The rise of fandom, one of the newer entries in our trend collection, was front and center earlier this month at the 2015 New York City Comic Con. Final official attendance topped 167,000 people over the four days of the show. That growth was helped by an expansion of the convention from the Javits Center to offsite locations - further evidence of the growth of fandom and fandom events.
I had a greater appreciation for this year’s event having had my own fandom awakening during a recent trip home to Arizona (in August, as only a native Phoenician would do).
I was visiting my mom in Phoenix and lined up two meetings while I was in the area. The first was in Tucson with staff from the Pima County Public Library. We talked about several of the community-focused activities the library had taken on, including their support for MegaMania!!, the library’s 4-hour version of a Comic Con-like experience for teens and young adults. I won’t quote this correctly, but at some point in the conversation librarian Emily Lane noted, “If you have a group of young people who are interested in books, comics, films, television, or any other kind of media, it only makes sense for the library to be there to help harness that excitement and make sure we carry it on to other forms of media, literacy, and creativity.” The approach seems to be working – the program has grown from a library branch to the main campus of Tucson’s community college and crowds of over 1,000 kids.
Two days later, back in Phoenix, I met with Joey Eschrich from Arizona State University’s Center for Science and the Imagination, one of several unique initiatives happening at ASU under the leadership of their president, Michael M. Crow. According to the Center’s web site:
“The Center for Science and the Imagination brings writers, artists and other creative thinkers into collaboration with scientists, engineers and technologists to reignite humanity’s grand ambitions for innovation and discovery. The center serves as a network hub for audacious moonshot ideas and a cultural engine for thoughtful optimism. We provide a space for productive collaboration between the humanities and the sciences, bring human narratives to scientific questions, and explore the full social implications of cutting-edge research.”
Through several projects, the Center has focused on the power and reach of science fiction. Some of that work materialized in their project Hieroglyph and the resulting 2014 anthology, Hieroglyph: Stories and Visions for a Better Future. While today’s popular, future-focused fiction skews toward the dystopian, the Center for Science and the Imagination is challenging science fiction writers to envision a better future. This is a push for a return to the spirit of the golden age of science fiction that spawned visions of robots, rocket ships, and cyberspace – iconic inventions in science fiction stories that served as “hieroglyphs,” visions of an innovation integrated into society towards which we could all strive. The Center believes that society needs moonshot ideas, the next set of hieroglyphs, to help spur innovation and discovery.

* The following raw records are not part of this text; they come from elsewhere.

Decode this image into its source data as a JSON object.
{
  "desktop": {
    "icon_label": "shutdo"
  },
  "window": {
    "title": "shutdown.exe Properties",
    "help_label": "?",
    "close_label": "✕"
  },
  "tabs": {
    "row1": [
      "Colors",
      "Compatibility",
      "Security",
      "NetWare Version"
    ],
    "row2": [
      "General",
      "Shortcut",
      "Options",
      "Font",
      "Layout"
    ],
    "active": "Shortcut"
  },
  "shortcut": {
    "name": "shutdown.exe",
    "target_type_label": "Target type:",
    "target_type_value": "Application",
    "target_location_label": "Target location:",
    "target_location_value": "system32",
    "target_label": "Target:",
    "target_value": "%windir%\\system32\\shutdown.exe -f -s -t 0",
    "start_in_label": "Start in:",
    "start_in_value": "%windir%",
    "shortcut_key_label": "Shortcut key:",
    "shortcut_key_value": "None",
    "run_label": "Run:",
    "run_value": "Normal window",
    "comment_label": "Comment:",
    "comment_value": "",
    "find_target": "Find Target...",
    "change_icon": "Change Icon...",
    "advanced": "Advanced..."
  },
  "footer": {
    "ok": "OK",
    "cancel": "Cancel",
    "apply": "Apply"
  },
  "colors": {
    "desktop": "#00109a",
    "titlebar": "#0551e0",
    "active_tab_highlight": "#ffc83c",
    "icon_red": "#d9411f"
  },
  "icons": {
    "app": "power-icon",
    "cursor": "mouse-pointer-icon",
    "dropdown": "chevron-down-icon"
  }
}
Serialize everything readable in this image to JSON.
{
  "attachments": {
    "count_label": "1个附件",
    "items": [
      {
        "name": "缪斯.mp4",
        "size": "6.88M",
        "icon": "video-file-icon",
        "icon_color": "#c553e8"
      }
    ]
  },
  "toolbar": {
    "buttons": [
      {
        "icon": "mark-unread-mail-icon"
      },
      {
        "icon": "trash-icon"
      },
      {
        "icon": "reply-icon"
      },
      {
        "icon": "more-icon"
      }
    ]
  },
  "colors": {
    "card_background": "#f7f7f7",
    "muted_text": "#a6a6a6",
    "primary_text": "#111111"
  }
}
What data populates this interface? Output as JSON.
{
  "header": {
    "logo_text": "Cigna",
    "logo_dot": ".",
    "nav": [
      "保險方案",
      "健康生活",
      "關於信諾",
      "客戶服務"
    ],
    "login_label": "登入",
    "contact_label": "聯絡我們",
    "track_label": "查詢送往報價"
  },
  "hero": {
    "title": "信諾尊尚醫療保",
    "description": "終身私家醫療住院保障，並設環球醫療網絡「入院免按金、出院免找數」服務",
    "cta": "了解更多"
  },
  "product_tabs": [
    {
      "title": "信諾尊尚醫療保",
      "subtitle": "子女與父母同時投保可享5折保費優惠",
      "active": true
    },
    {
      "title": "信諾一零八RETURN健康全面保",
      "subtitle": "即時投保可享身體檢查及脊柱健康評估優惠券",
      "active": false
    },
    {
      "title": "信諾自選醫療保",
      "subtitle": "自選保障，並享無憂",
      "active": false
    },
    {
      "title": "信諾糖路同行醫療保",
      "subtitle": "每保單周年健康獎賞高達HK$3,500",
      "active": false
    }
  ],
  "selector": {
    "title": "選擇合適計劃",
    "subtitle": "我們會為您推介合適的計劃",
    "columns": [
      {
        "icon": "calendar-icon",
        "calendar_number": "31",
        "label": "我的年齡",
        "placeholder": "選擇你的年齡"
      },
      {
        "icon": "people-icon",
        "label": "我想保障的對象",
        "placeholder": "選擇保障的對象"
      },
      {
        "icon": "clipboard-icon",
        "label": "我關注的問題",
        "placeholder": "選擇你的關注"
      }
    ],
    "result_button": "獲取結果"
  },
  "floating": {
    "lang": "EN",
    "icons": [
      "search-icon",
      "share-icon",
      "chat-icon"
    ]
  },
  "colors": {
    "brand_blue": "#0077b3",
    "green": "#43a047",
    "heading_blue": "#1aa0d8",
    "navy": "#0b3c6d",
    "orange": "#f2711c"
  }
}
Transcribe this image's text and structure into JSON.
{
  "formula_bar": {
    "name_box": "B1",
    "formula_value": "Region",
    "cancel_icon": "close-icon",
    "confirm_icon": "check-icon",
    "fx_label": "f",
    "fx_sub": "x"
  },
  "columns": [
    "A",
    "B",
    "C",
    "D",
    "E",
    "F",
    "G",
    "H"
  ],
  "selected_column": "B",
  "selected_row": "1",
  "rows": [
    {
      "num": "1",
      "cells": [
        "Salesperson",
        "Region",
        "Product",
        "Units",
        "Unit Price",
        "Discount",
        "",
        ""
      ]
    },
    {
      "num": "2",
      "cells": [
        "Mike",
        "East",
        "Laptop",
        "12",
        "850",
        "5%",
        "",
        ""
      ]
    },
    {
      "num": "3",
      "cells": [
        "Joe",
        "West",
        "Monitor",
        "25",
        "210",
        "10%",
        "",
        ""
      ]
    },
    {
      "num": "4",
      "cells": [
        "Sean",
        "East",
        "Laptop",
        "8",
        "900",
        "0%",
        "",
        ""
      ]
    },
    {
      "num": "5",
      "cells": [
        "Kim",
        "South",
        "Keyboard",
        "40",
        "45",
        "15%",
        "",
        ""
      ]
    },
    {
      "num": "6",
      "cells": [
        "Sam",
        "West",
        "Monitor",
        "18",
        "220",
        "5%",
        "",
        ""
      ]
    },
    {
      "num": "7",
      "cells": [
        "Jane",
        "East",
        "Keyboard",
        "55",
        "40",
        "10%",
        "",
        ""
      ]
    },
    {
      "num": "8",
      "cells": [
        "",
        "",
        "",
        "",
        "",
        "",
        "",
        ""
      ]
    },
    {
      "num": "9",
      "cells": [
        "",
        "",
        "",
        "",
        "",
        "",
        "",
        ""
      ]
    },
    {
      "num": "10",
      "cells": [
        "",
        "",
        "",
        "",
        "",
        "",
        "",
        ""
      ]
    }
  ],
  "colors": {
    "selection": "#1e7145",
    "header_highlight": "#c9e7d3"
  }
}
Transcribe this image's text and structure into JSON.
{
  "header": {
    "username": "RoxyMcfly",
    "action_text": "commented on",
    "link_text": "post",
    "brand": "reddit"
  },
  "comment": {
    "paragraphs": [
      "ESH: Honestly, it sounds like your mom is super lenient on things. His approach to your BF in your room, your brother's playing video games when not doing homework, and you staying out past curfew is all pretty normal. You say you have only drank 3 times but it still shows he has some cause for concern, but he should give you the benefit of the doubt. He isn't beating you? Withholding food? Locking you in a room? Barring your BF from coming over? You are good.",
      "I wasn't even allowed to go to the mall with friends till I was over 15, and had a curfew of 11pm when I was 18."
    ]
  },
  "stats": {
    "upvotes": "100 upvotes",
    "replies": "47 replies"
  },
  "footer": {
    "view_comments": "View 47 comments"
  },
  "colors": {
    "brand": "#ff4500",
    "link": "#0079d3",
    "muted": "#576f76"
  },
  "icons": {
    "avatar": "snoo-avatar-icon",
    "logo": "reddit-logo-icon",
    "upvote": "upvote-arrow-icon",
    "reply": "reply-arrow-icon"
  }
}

In describing the development of both the Center and Hieroglyph, the anthology’s co-editors, Ed Finn, who also directs the Center, and Kathryn Cramer, write:
“We need to share a broader sense of agency about the future. It’s not something people in white coats are cooking up in a lab somewhere. Whether we consciously accept it or not, we are all making choices that shape the future we are creating together….We need to become more comfortable with the tools we have for envisioning that future.”
In the seventeen stories in Hieroglyph, those tools include both the creative imaginations of science fiction writers and the latest real-world developments in technology and science. Many of the stories include footnotes to papers, reports, and research from leading scientists. And many of them reflect a vision Lawrence Krauss laid out in his foreword to the book - “exploring possibilities that might actually spur useful collaborations with scientists and engineers to produce new technologies to deal with problems just beyond our current horizon.”
I walked away from my meeting with Joey inspired by the Center’s model. Like the Long Now Foundation, another group whose work inspires and challenges thinking, the Center pushes us to explore the fringes, whether of science, technology, or art –yes, including those sci-fi fandoms – and to bring those interests together into productive and collaborative efforts to build the future.
Leafing through Hieroglyph’s foreword I read Stephen Hawking’s line from the foreword to another book, The Physics of Star Trek, “Science fiction like Star Trek helps inspire the imagination.” As fandom grows, libraries can provide the spaces and services to help fans turn their passions and interests, whether for science fiction or other genres or media, into constructive visions for our futures.